in relation to nuclear installations, and to share experience on how to
enhance it. The meeting was chaired by Dr. Serge Prętre, Director of the
Swiss Federal Nuclear Safety Inspectorate (HSK).
Nuclear regulatory effectiveness
was discussed from the viewpoints of industry, government, public perception,
and regulation. Because regulatory effectiveness plays a critical role
in the safety, operational performance and economics of the nuclearregulated
industry, its success may be measured through an assessment of industry
operating experience and data. The Workshop concluded, in particular,
that a free and open dialogue between the regulator and the industry plays
a vital role in maintaining regulatory effectiveness.
From a government viewpoint,
the current environment which necessitates both openness and transparency
presents new challenges to regulators., at a time when the funding levels
of national government programmes in several OECD countries, both in nuclear
regulation and in nuclear safety research, continue to be reduced. Dr.
Agnes Bishop, President of Atomic Energy Control Board of Canada, stated,
"Our decision-making process must be free of undue political interference,
and there must be an effective separation between the functions of the
regulatory body and those bodies concerned with the promotion of nuclear
energy". It was also noted that there is a need to ensure that government
agencies will be able to fulfil effectively their safety responsibilities
with reduced resources. in the new economic and regulatory environment.
A consensus emerged on the need for regulators to adjust to the requirements
of government programmes while at the same time maintaining a neutral

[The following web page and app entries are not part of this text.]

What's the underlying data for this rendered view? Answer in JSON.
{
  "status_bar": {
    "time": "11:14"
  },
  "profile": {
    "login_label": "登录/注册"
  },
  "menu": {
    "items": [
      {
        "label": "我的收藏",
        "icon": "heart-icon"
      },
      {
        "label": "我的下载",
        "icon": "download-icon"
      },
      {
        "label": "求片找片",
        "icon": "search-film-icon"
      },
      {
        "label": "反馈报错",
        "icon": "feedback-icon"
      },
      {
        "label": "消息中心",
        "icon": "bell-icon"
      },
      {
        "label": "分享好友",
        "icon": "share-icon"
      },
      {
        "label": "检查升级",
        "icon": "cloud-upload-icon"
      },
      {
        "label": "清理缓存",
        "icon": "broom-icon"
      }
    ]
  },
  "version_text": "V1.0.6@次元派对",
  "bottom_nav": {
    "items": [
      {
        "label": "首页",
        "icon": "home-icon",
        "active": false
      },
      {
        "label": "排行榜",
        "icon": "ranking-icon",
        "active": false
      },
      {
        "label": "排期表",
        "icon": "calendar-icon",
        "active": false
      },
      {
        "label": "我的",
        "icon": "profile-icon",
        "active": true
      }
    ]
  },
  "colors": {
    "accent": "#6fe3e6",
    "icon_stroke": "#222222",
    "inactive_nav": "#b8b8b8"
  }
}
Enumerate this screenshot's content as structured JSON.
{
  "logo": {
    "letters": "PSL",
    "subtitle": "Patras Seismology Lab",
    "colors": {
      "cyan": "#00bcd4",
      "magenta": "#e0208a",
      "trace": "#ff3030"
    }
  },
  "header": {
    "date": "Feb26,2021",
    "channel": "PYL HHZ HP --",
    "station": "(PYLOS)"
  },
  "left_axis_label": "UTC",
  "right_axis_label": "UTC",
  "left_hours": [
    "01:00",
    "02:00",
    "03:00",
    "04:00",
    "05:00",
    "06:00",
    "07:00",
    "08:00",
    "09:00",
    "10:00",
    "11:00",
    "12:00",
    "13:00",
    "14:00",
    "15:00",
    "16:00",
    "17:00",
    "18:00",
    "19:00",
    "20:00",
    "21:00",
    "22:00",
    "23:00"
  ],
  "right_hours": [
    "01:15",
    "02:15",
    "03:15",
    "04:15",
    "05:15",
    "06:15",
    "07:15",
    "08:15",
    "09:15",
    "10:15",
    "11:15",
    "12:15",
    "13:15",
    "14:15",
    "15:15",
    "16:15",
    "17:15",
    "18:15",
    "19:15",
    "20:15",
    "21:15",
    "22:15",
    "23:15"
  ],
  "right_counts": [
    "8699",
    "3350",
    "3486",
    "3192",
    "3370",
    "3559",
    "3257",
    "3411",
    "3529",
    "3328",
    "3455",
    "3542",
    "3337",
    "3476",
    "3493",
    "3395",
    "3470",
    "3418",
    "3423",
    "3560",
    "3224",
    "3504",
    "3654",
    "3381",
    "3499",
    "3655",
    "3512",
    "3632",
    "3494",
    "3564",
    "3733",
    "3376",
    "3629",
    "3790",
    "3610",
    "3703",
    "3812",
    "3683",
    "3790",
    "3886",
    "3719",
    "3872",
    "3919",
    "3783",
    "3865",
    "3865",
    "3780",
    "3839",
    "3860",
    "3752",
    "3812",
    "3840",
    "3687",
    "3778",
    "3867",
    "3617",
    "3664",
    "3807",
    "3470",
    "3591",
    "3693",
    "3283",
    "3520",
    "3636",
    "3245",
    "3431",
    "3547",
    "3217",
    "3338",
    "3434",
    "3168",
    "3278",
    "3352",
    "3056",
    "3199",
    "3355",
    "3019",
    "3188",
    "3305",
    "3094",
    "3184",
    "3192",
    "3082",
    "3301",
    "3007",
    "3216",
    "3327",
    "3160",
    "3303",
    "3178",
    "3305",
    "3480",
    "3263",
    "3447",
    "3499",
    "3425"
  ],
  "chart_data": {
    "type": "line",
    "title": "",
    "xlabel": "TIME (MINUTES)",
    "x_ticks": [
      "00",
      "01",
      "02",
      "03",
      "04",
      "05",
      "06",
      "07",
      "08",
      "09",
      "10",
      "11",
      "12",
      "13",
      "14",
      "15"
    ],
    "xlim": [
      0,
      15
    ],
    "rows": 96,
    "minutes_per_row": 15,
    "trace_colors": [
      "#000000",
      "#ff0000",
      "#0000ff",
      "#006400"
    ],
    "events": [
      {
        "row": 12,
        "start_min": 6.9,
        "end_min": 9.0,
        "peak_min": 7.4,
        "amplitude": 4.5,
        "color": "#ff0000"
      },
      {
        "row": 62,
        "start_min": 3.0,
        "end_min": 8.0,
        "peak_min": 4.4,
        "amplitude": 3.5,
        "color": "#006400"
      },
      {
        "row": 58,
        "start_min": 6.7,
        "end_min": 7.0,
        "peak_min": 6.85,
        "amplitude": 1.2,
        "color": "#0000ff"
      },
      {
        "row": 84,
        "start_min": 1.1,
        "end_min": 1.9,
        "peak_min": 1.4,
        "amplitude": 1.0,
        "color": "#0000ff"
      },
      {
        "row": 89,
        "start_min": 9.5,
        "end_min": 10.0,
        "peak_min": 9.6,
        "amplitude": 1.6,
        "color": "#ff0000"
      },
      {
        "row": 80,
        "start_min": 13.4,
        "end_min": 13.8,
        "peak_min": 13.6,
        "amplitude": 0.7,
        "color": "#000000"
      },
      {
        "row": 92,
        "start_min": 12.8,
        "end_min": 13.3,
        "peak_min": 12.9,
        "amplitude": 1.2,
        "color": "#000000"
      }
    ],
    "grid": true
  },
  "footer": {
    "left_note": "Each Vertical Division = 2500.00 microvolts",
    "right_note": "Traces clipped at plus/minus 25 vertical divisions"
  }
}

role in national energy policy questions.
In many countries there
is insufficient interaction between regulatory bodies and the public for

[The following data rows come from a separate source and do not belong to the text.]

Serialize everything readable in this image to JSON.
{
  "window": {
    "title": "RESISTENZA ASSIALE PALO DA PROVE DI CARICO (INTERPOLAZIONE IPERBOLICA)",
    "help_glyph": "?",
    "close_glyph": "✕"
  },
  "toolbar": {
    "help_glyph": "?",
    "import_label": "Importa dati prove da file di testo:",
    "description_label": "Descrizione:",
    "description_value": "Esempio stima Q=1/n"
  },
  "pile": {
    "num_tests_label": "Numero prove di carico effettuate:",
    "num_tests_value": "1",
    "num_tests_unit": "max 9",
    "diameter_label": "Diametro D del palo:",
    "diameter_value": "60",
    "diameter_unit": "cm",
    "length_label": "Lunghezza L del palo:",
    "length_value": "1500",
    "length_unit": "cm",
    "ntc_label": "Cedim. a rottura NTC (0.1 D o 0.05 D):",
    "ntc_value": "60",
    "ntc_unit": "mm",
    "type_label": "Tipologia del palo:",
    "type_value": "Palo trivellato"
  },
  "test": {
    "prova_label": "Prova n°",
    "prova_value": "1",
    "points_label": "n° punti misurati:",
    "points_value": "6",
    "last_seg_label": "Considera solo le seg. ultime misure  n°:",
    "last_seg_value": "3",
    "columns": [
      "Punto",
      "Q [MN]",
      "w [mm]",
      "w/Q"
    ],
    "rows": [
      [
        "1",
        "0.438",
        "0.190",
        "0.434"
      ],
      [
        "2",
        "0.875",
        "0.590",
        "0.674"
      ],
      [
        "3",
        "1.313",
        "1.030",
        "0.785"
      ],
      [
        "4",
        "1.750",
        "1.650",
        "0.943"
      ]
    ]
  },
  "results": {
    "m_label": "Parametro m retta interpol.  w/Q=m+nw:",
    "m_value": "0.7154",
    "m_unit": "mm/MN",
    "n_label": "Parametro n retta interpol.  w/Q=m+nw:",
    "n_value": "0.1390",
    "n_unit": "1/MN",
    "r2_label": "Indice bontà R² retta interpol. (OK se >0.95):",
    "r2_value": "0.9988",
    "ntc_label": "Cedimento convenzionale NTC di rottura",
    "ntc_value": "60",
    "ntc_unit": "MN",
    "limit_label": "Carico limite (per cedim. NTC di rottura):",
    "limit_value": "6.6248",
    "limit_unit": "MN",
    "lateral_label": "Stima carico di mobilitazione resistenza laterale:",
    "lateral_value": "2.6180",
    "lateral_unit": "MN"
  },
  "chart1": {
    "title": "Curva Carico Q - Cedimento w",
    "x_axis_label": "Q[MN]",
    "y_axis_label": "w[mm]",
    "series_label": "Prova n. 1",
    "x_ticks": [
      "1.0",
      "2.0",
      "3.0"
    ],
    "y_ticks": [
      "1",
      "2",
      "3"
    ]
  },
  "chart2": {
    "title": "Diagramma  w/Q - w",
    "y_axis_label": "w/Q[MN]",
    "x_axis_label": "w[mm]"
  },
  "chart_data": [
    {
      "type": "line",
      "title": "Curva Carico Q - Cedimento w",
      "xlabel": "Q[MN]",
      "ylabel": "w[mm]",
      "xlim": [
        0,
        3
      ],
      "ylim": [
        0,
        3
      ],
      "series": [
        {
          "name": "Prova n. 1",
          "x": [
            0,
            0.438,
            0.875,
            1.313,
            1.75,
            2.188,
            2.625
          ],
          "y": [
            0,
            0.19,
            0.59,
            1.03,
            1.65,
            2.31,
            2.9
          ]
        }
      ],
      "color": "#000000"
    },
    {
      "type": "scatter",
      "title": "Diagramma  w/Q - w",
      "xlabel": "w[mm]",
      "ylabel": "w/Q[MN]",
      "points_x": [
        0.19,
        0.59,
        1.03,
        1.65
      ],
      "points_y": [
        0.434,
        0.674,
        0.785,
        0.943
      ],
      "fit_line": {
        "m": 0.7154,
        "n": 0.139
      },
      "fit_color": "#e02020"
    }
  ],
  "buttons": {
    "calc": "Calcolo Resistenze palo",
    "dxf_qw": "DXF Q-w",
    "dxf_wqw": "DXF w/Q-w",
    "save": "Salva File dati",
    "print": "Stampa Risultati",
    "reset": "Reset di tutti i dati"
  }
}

a variety of reasons. In those countries where there is already an active
interface, it may take different forms. Mr. Colin Duncan, Director of
Public Affairs of British Nuclear Fuels Ltd (BNFL), pointed out that credibility
and trust are essential factors to develop and maintain, especially with
respect to an "emotional" issue such as nuclear power. Dr. Jill
Lipoti of the New Jersey Department of Environmental Protection stated
"the public wants a simple, clear, unambiguous message from a trustworthy
spokesperson". Providing the public with information about the role
of regulatory bodies in ensuring nuclear safety is a key responsibility
of such bodies, which requires adequate funding. Furthermore, beyond information,
which is a one-way street, is the need for a real dialogue between regulatory
bodies and stakeholders. The workshop participants noted that there is
a need for real dialogue between regulatory authorities and stakeholders.credibility
of the regulator is a function of both his openness and strict objectivity.
It was also concluded that this topic merits further discussion and thus,
it endorsed the organisation, in 2000, of another workshop by the NEA
on interfacing with the public.
The actual experiences
of regulatory authorities in enhancing effectiveness and efficiency was
reviewed, including management methods, planning, procedures, training,
etc. In particular, the identification of specific attributes of regulatory
effectiveness and how they can be measured was a key topic. Dr. Bishop
noted "…it is often difficult to attribute good industry performance
to the actions of the regulator. Is the industry doing well because of
the regulator, or despite the regulator? Is a particular licensee performing
well because it is a good operator, or because it is well regulated?"
The meeting reviewed the initiatives being undertaken by regulatory bodies
to look critically at their own methods in a rapidly changing environment.
The improving performance of the industry, along with results of numerous
recent reviews, show that, in general, regulators are effective and efficient,
but as Dr. Malcolm Knapp, Deputy Executive Director at the US Nuclear
Regulatory Commission pointed out " .. our efforts towards regulatory
effectiveness are very much a work in progress". He added that, while
striving for continuous improvement may not be explicitly regarded by
some as an attribute of regulatory effectiveness, continuous improvement
is a major goal at the NRC.
An additional area of
importance noted was assuring nuclear safety competence into the 21st
century. As Dr. Bishop stated, "…we have noted a distinct lack of
interest among young people in the whole area of nuclear technology,….
What effect will this have on our regulatory effectiveness 10 or 20 years
down the road? …how can the regulator attract and retain competent staff?"
These questions must be addressed to ensure regulatory effectiveness over
the long term. The participants endorsed the upcoming NEA workshop on
this topic in October.
National and international
fora such as this workshop provide a valuable medium for furthering the
The proceedings of the
workshop on nuclear regulatory effectiveness will be published by the
Nuclear Energy Agency.